[Start of Attachment]

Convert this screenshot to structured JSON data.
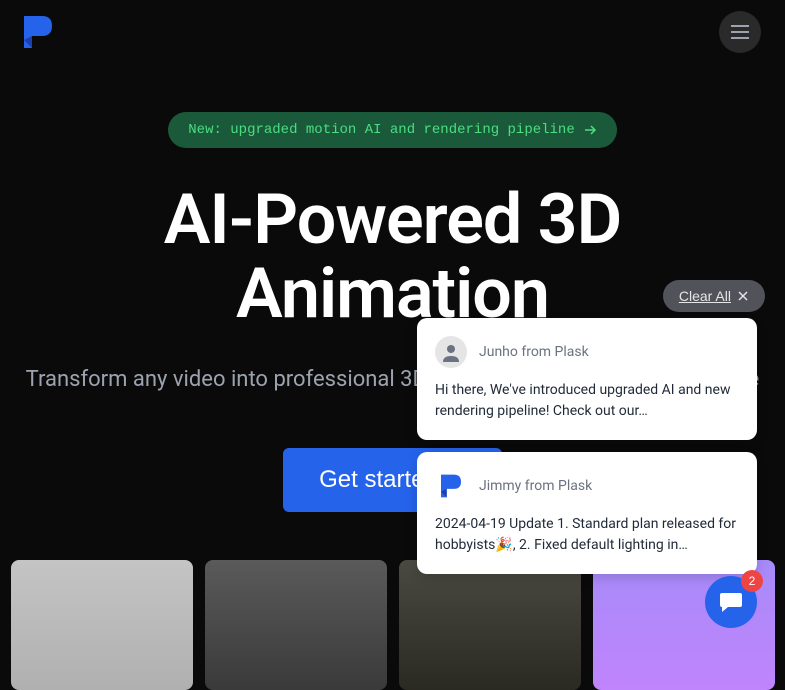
{
  "header": {
    "logo_color": "#2563eb"
  },
  "new_badge": {
    "label": "New: upgraded motion AI and rendering pipeline"
  },
  "hero": {
    "title_line1": "AI-Powered 3D",
    "title_line2": "Animation",
    "subtitle": "Transform any video into professional 3D Animation with AI motion capture",
    "cta_label": "Get started"
  },
  "clear_all": {
    "label": "Clear All"
  },
  "notifications": [
    {
      "from": "Junho from Plask",
      "body": "Hi there, We've introduced upgraded AI and new rendering pipeline! Check out our…",
      "avatar_type": "person"
    },
    {
      "from": "Jimmy from Plask",
      "body": "2024-04-19 Update 1. Standard plan released for hobbyists🎉, 2. Fixed default lighting in…",
      "avatar_type": "logo"
    }
  ],
  "chat": {
    "badge_count": "2"
  }
}
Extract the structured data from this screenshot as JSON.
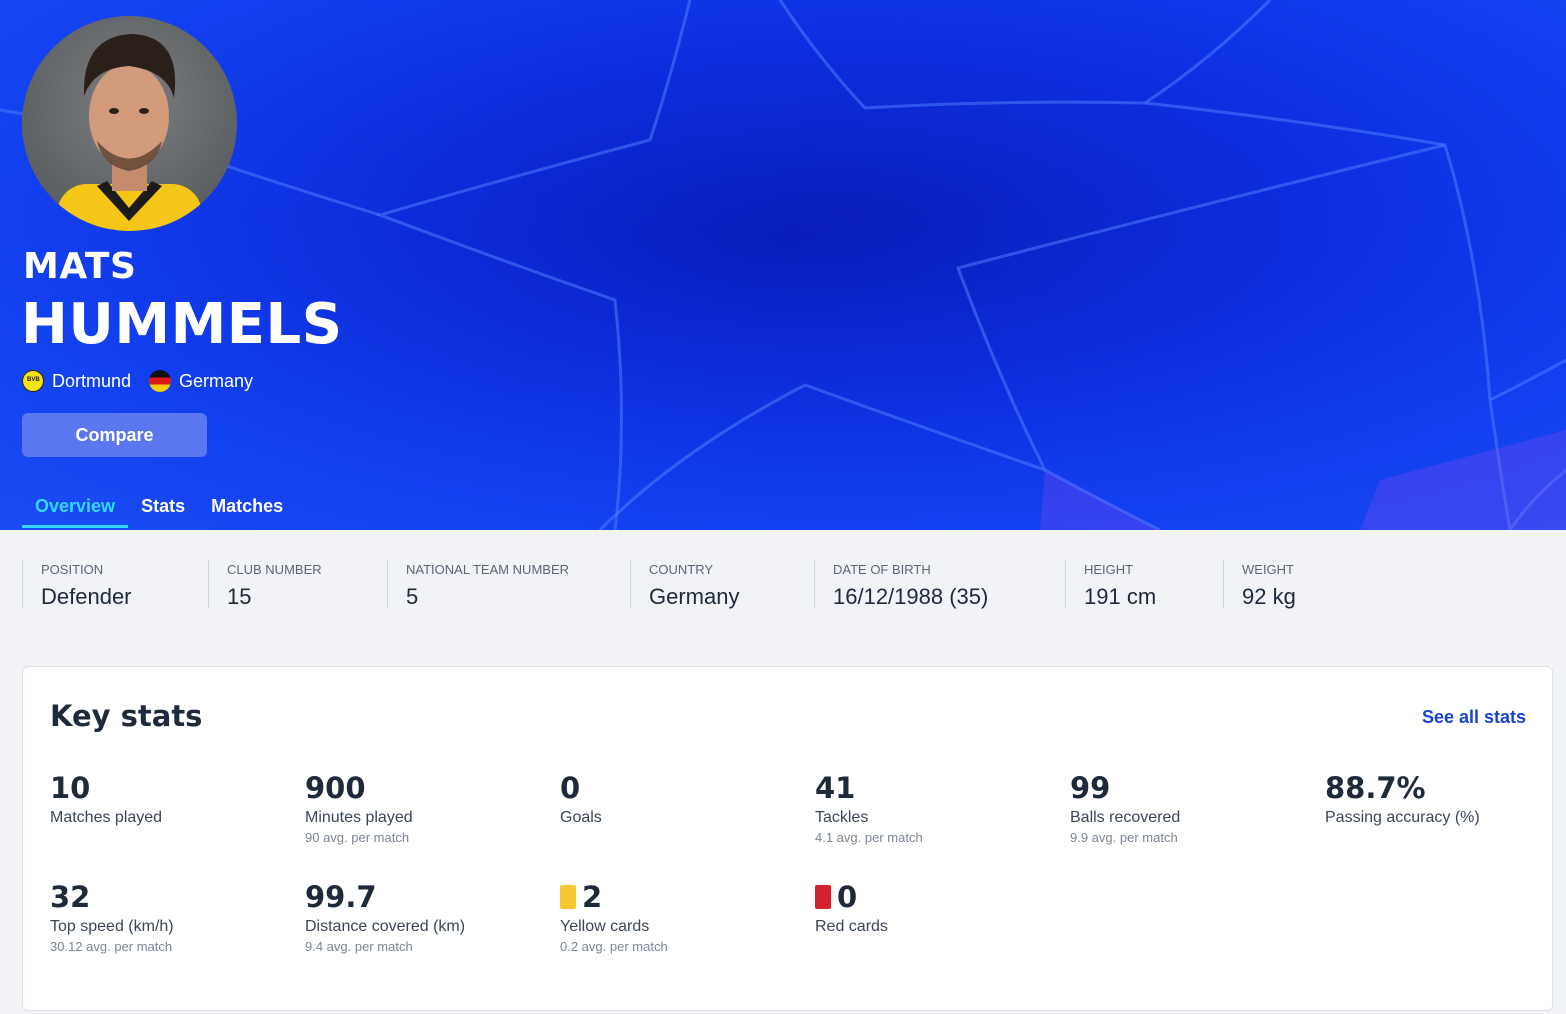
{
  "player": {
    "first_name": "MATS",
    "last_name": "HUMMELS",
    "club": "Dortmund",
    "club_icon": "dortmund-crest-icon",
    "country": "Germany",
    "country_icon": "germany-flag-icon",
    "compare_label": "Compare",
    "hero_colors": {
      "background": "#0b2ae0",
      "tab_active": "#35d6ff",
      "button": "#5a77f0"
    }
  },
  "tabs": [
    {
      "label": "Overview",
      "active": true
    },
    {
      "label": "Stats",
      "active": false
    },
    {
      "label": "Matches",
      "active": false
    }
  ],
  "info": [
    {
      "label": "POSITION",
      "value": "Defender"
    },
    {
      "label": "CLUB NUMBER",
      "value": "15"
    },
    {
      "label": "NATIONAL TEAM NUMBER",
      "value": "5"
    },
    {
      "label": "COUNTRY",
      "value": "Germany"
    },
    {
      "label": "DATE OF BIRTH",
      "value": "16/12/1988 (35)"
    },
    {
      "label": "HEIGHT",
      "value": "191 cm"
    },
    {
      "label": "WEIGHT",
      "value": "92 kg"
    }
  ],
  "key_stats": {
    "title": "Key stats",
    "see_all": "See all stats",
    "items": [
      {
        "value": "10",
        "label": "Matches played",
        "sub": ""
      },
      {
        "value": "900",
        "label": "Minutes played",
        "sub": "90 avg. per match"
      },
      {
        "value": "0",
        "label": "Goals",
        "sub": ""
      },
      {
        "value": "41",
        "label": "Tackles",
        "sub": "4.1 avg. per match"
      },
      {
        "value": "99",
        "label": "Balls recovered",
        "sub": "9.9 avg. per match"
      },
      {
        "value": "88.7%",
        "label": "Passing accuracy (%)",
        "sub": ""
      },
      {
        "value": "32",
        "label": "Top speed (km/h)",
        "sub": "30.12 avg. per match"
      },
      {
        "value": "99.7",
        "label": "Distance covered (km)",
        "sub": "9.4 avg. per match"
      },
      {
        "value": "2",
        "label": "Yellow cards",
        "sub": "0.2 avg. per match",
        "icon": "yellow-card-icon",
        "icon_color": "#f8c832"
      },
      {
        "value": "0",
        "label": "Red cards",
        "sub": "",
        "icon": "red-card-icon",
        "icon_color": "#d4212c"
      }
    ]
  }
}
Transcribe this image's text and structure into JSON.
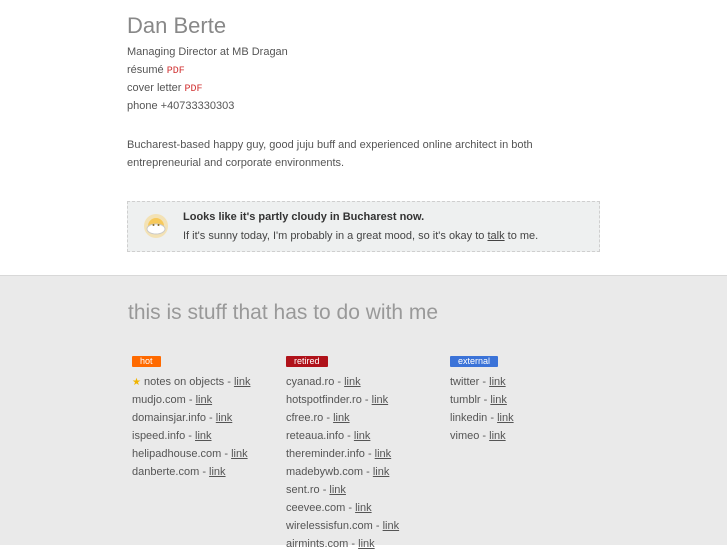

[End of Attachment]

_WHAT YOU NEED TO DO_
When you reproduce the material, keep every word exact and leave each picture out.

_TASK RESPONSE_
Convert this screenshot to structured JSON data.
{
  "header": {
    "logo_color": "#2563eb"
  },
  "new_badge": {
    "label": "New: upgraded motion AI and rendering pipeline"
  },
  "hero": {
    "title_line1": "AI-Powered 3D",
    "title_line2": "Animation",
    "subtitle": "Transform any video into professional 3D Animation with AI motion capture",
    "cta_label": "Get started"
  },
  "clear_all": {
    "label": "Clear All"
  },
  "notifications": [
    {
      "from": "Junho from Plask",
      "body": "Hi there, We've introduced upgraded AI and new rendering pipeline! Check out our…",
      "avatar_type": "person"
    },
    {
      "from": "Jimmy from Plask",
      "body": "2024-04-19 Update 1. Standard plan released for hobbyists🎉, 2. Fixed default lighting in…",
      "avatar_type": "logo"
    }
  ],
  "chat": {
    "badge_count": "2"
  }
}
Extract the structured data from this screenshot as JSON.
{
  "player": {
    "first_name": "MATS",
    "last_name": "HUMMELS",
    "club": "Dortmund",
    "club_icon": "dortmund-crest-icon",
    "country": "Germany",
    "country_icon": "germany-flag-icon",
    "compare_label": "Compare",
    "hero_colors": {
      "background": "#0b2ae0",
      "tab_active": "#35d6ff",
      "button": "#5a77f0"
    }
  },
  "tabs": [
    {
      "label": "Overview",
      "active": true
    },
    {
      "label": "Stats",
      "active": false
    },
    {
      "label": "Matches",
      "active": false
    }
  ],
  "info": [
    {
      "label": "POSITION",
      "value": "Defender"
    },
    {
      "label": "CLUB NUMBER",
      "value": "15"
    },
    {
      "label": "NATIONAL TEAM NUMBER",
      "value": "5"
    },
    {
      "label": "COUNTRY",
      "value": "Germany"
    },
    {
      "label": "DATE OF BIRTH",
      "value": "16/12/1988 (35)"
    },
    {
      "label": "HEIGHT",
      "value": "191 cm"
    },
    {
      "label": "WEIGHT",
      "value": "92 kg"
    }
  ],
  "key_stats": {
    "title": "Key stats",
    "see_all": "See all stats",
    "items": [
      {
        "value": "10",
        "label": "Matches played",
        "sub": ""
      },
      {
        "value": "900",
        "label": "Minutes played",
        "sub": "90 avg. per match"
      },
      {
        "value": "0",
        "label": "Goals",
        "sub": ""
      },
      {
        "value": "41",
        "label": "Tackles",
        "sub": "4.1 avg. per match"
      },
      {
        "value": "99",
        "label": "Balls recovered",
        "sub": "9.9 avg. per match"
      },
      {
        "value": "88.7%",
        "label": "Passing accuracy (%)",
        "sub": ""
      },
      {
        "value": "32",
        "label": "Top speed (km/h)",
        "sub": "30.12 avg. per match"
      },
      {
        "value": "99.7",
        "label": "Distance covered (km)",
        "sub": "9.4 avg. per match"
      },
      {
        "value": "2",
        "label": "Yellow cards",
        "sub": "0.2 avg. per match",
        "icon": "yellow-card-icon",
        "icon_color": "#f8c832"
      },
      {
        "value": "0",
        "label": "Red cards",
        "sub": "",
        "icon": "red-card-icon",
        "icon_color": "#d4212c"
      }
    ]
  }
}
Transcribe this image's text and structure into JSON.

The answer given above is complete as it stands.